WORK INSTRUCTION - All of the data must be returned exactly as given.

DATASET RECORDS -
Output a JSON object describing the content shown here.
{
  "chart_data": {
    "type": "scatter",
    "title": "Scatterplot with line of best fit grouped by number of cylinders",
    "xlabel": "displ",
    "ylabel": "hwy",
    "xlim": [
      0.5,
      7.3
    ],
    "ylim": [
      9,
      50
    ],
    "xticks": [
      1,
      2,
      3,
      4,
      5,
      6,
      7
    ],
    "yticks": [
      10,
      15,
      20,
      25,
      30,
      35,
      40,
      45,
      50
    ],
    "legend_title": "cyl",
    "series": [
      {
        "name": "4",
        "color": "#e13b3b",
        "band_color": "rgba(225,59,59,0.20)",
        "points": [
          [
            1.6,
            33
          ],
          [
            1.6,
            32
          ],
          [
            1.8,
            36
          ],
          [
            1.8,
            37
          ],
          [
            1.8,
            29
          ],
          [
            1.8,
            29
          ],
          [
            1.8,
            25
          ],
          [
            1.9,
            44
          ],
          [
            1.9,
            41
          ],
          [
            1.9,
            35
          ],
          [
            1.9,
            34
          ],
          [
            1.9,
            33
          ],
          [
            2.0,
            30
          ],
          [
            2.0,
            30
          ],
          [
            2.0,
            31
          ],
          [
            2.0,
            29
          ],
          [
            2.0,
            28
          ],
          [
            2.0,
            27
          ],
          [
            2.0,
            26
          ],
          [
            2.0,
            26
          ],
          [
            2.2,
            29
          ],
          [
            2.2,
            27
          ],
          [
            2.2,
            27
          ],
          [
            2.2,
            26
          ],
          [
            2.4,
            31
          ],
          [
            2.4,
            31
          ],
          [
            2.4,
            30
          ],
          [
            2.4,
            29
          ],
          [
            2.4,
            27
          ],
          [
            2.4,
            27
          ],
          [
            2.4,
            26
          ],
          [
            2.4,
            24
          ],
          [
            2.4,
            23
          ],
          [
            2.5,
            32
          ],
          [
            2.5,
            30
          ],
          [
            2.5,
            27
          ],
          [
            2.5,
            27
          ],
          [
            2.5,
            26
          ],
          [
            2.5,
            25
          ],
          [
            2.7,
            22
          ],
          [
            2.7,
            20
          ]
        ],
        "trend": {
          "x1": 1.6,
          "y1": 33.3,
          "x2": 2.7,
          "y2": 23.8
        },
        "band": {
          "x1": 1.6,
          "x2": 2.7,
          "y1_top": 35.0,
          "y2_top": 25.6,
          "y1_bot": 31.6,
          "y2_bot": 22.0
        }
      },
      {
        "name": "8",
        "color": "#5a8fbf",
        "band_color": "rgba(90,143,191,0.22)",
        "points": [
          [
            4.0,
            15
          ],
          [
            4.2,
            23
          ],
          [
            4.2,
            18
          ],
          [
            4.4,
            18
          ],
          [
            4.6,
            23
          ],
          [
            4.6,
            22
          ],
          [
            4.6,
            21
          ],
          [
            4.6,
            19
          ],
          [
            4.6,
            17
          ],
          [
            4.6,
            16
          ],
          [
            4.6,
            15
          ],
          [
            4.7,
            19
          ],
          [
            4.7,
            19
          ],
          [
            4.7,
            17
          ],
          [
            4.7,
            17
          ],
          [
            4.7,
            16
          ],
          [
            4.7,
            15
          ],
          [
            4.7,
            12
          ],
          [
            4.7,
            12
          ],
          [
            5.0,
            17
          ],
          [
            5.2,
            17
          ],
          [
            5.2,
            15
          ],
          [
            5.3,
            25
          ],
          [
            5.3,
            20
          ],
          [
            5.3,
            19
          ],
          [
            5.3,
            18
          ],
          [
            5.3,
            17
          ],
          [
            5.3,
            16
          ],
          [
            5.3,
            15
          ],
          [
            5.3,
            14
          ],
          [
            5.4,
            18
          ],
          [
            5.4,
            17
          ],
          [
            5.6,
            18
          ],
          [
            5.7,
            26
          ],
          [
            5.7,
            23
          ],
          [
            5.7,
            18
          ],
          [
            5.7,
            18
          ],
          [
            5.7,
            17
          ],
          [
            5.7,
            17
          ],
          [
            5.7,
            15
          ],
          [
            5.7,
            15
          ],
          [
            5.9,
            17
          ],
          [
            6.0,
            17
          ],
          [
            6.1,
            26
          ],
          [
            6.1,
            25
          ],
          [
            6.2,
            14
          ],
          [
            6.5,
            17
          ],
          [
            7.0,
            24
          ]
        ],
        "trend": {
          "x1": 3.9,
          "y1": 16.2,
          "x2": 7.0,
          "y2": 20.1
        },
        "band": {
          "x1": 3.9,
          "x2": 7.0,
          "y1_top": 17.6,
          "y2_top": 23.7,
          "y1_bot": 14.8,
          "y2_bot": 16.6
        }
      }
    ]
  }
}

EXERCISE ANSWER -
Output a JSON object describing the content shown here.
{
  "chart_data": {
    "type": "scatter",
    "title": "Scatterplot with line of best fit grouped by number of cylinders",
    "xlabel": "displ",
    "ylabel": "hwy",
    "xlim": [
      0.5,
      7.3
    ],
    "ylim": [
      9,
      50
    ],
    "xticks": [
      1,
      2,
      3,
      4,
      5,
      6,
      7
    ],
    "yticks": [
      10,
      15,
      20,
      25,
      30,
      35,
      40,
      45,
      50
    ],
    "legend_title": "cyl",
    "series": [
      {
        "name": "4",
        "color": "#e13b3b",
        "band_color": "rgba(225,59,59,0.20)",
        "points": [
          [
            1.6,
            33
          ],
          [
            1.6,
            32
          ],
          [
            1.8,
            36
          ],
          [
            1.8,
            37
          ],
          [
            1.8,
            29
          ],
          [
            1.8,
            29
          ],
          [
            1.8,
            25
          ],
          [
            1.9,
            44
          ],
          [
            1.9,
            41
          ],
          [
            1.9,
            35
          ],
          [
            1.9,
            34
          ],
          [
            1.9,
            33
          ],
          [
            2.0,
            30
          ],
          [
            2.0,
            30
          ],
          [
            2.0,
            31
          ],
          [
            2.0,
            29
          ],
          [
            2.0,
            28
          ],
          [
            2.0,
            27
          ],
          [
            2.0,
            26
          ],
          [
            2.0,
            26
          ],
          [
            2.2,
            29
          ],
          [
            2.2,
            27
          ],
          [
            2.2,
            27
          ],
          [
            2.2,
            26
          ],
          [
            2.4,
            31
          ],
          [
            2.4,
            31
          ],
          [
            2.4,
            30
          ],
          [
            2.4,
            29
          ],
          [
            2.4,
            27
          ],
          [
            2.4,
            27
          ],
          [
            2.4,
            26
          ],
          [
            2.4,
            24
          ],
          [
            2.4,
            23
          ],
          [
            2.5,
            32
          ],
          [
            2.5,
            30
          ],
          [
            2.5,
            27
          ],
          [
            2.5,
            27
          ],
          [
            2.5,
            26
          ],
          [
            2.5,
            25
          ],
          [
            2.7,
            22
          ],
          [
            2.7,
            20
          ]
        ],
        "trend": {
          "x1": 1.6,
          "y1": 33.3,
          "x2": 2.7,
          "y2": 23.8
        },
        "band": {
          "x1": 1.6,
          "x2": 2.7,
          "y1_top": 35.0,
          "y2_top": 25.6,
          "y1_bot": 31.6,
          "y2_bot": 22.0
        }
      },
      {
        "name": "8",
        "color": "#5a8fbf",
        "band_color": "rgba(90,143,191,0.22)",
        "points": [
          [
            4.0,
            15
          ],
          [
            4.2,
            23
          ],
          [
            4.2,
            18
          ],
          [
            4.4,
            18
          ],
          [
            4.6,
            23
          ],
          [
            4.6,
            22
          ],
          [
            4.6,
            21
          ],
          [
            4.6,
            19
          ],
          [
            4.6,
            17
          ],
          [
            4.6,
            16
          ],
          [
            4.6,
            15
          ],
          [
            4.7,
            19
          ],
          [
            4.7,
            19
          ],
          [
            4.7,
            17
          ],
          [
            4.7,
            17
          ],
          [
            4.7,
            16
          ],
          [
            4.7,
            15
          ],
          [
            4.7,
            12
          ],
          [
            4.7,
            12
          ],
          [
            5.0,
            17
          ],
          [
            5.2,
            17
          ],
          [
            5.2,
            15
          ],
          [
            5.3,
            25
          ],
          [
            5.3,
            20
          ],
          [
            5.3,
            19
          ],
          [
            5.3,
            18
          ],
          [
            5.3,
            17
          ],
          [
            5.3,
            16
          ],
          [
            5.3,
            15
          ],
          [
            5.3,
            14
          ],
          [
            5.4,
            18
          ],
          [
            5.4,
            17
          ],
          [
            5.6,
            18
          ],
          [
            5.7,
            26
          ],
          [
            5.7,
            23
          ],
          [
            5.7,
            18
          ],
          [
            5.7,
            18
          ],
          [
            5.7,
            17
          ],
          [
            5.7,
            17
          ],
          [
            5.7,
            15
          ],
          [
            5.7,
            15
          ],
          [
            5.9,
            17
          ],
          [
            6.0,
            17
          ],
          [
            6.1,
            26
          ],
          [
            6.1,
            25
          ],
          [
            6.2,
            14
          ],
          [
            6.5,
            17
          ],
          [
            7.0,
            24
          ]
        ],
        "trend": {
          "x1": 3.9,
          "y1": 16.2,
          "x2": 7.0,
          "y2": 20.1
        },
        "band": {
          "x1": 3.9,
          "x2": 7.0,
          "y1_top": 17.6,
          "y2_top": 23.7,
          "y1_bot": 14.8,
          "y2_bot": 16.6
        }
      }
    ]
  }
}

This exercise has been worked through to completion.